» **THE INPUT**
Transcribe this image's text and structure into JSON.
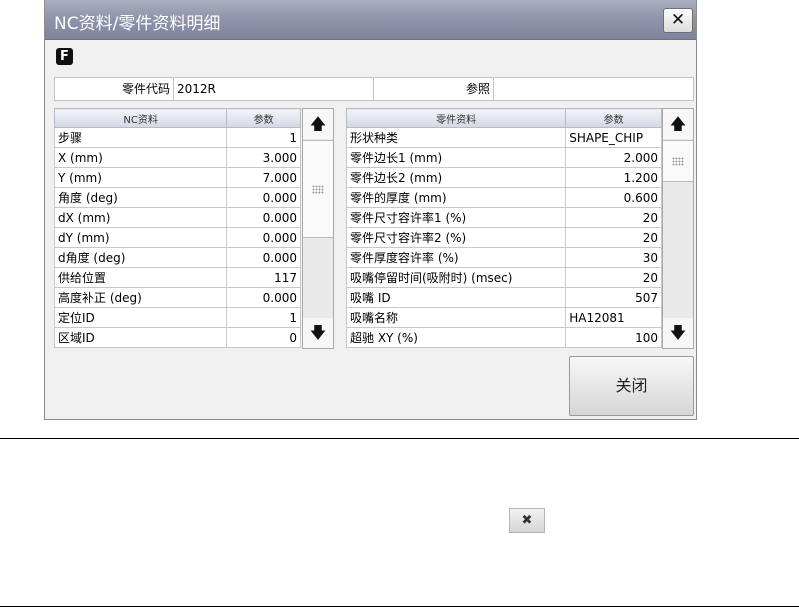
{
  "window": {
    "title": "NC资料/零件资料明细",
    "close_glyph": "✕"
  },
  "badge": {
    "label": "F"
  },
  "info": {
    "part_code_label": "零件代码",
    "part_code_value": "2012R",
    "reference_label": "参照",
    "reference_value": ""
  },
  "nc_table": {
    "headers": [
      "NC资料",
      "参数"
    ],
    "rows": [
      [
        "步骤",
        "1"
      ],
      [
        "X (mm)",
        "3.000"
      ],
      [
        "Y (mm)",
        "7.000"
      ],
      [
        "角度 (deg)",
        "0.000"
      ],
      [
        "dX (mm)",
        "0.000"
      ],
      [
        "dY (mm)",
        "0.000"
      ],
      [
        "d角度 (deg)",
        "0.000"
      ],
      [
        "供给位置",
        "117"
      ],
      [
        "高度补正 (deg)",
        "0.000"
      ],
      [
        "定位ID",
        "1"
      ],
      [
        "区域ID",
        "0"
      ]
    ]
  },
  "part_table": {
    "headers": [
      "零件资料",
      "参数"
    ],
    "rows": [
      [
        "形状种类",
        "SHAPE_CHIP"
      ],
      [
        "零件边长1 (mm)",
        "2.000"
      ],
      [
        "零件边长2 (mm)",
        "1.200"
      ],
      [
        "零件的厚度 (mm)",
        "0.600"
      ],
      [
        "零件尺寸容许率1 (%)",
        "20"
      ],
      [
        "零件尺寸容许率2 (%)",
        "20"
      ],
      [
        "零件厚度容许率 (%)",
        "30"
      ],
      [
        "吸嘴停留时间(吸附时) (msec)",
        "20"
      ],
      [
        "吸嘴 ID",
        "507"
      ],
      [
        "吸嘴名称",
        "HA12081"
      ],
      [
        "超驰 XY (%)",
        "100"
      ]
    ]
  },
  "scroll": {
    "up_glyph": "🡅",
    "down_glyph": "🡇"
  },
  "buttons": {
    "close_label": "关闭",
    "small_close_glyph": "✖"
  }
}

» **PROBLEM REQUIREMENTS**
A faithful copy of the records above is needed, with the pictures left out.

» **SOLUTION BELOW**
Transcribe this image's text and structure into JSON.
{
  "window": {
    "title": "NC资料/零件资料明细",
    "close_glyph": "✕"
  },
  "badge": {
    "label": "F"
  },
  "info": {
    "part_code_label": "零件代码",
    "part_code_value": "2012R",
    "reference_label": "参照",
    "reference_value": ""
  },
  "nc_table": {
    "headers": [
      "NC资料",
      "参数"
    ],
    "rows": [
      [
        "步骤",
        "1"
      ],
      [
        "X (mm)",
        "3.000"
      ],
      [
        "Y (mm)",
        "7.000"
      ],
      [
        "角度 (deg)",
        "0.000"
      ],
      [
        "dX (mm)",
        "0.000"
      ],
      [
        "dY (mm)",
        "0.000"
      ],
      [
        "d角度 (deg)",
        "0.000"
      ],
      [
        "供给位置",
        "117"
      ],
      [
        "高度补正 (deg)",
        "0.000"
      ],
      [
        "定位ID",
        "1"
      ],
      [
        "区域ID",
        "0"
      ]
    ]
  },
  "part_table": {
    "headers": [
      "零件资料",
      "参数"
    ],
    "rows": [
      [
        "形状种类",
        "SHAPE_CHIP"
      ],
      [
        "零件边长1 (mm)",
        "2.000"
      ],
      [
        "零件边长2 (mm)",
        "1.200"
      ],
      [
        "零件的厚度 (mm)",
        "0.600"
      ],
      [
        "零件尺寸容许率1 (%)",
        "20"
      ],
      [
        "零件尺寸容许率2 (%)",
        "20"
      ],
      [
        "零件厚度容许率 (%)",
        "30"
      ],
      [
        "吸嘴停留时间(吸附时) (msec)",
        "20"
      ],
      [
        "吸嘴 ID",
        "507"
      ],
      [
        "吸嘴名称",
        "HA12081"
      ],
      [
        "超驰 XY (%)",
        "100"
      ]
    ]
  },
  "scroll": {
    "up_glyph": "🡅",
    "down_glyph": "🡇"
  },
  "buttons": {
    "close_label": "关闭",
    "small_close_glyph": "✖"
  }
}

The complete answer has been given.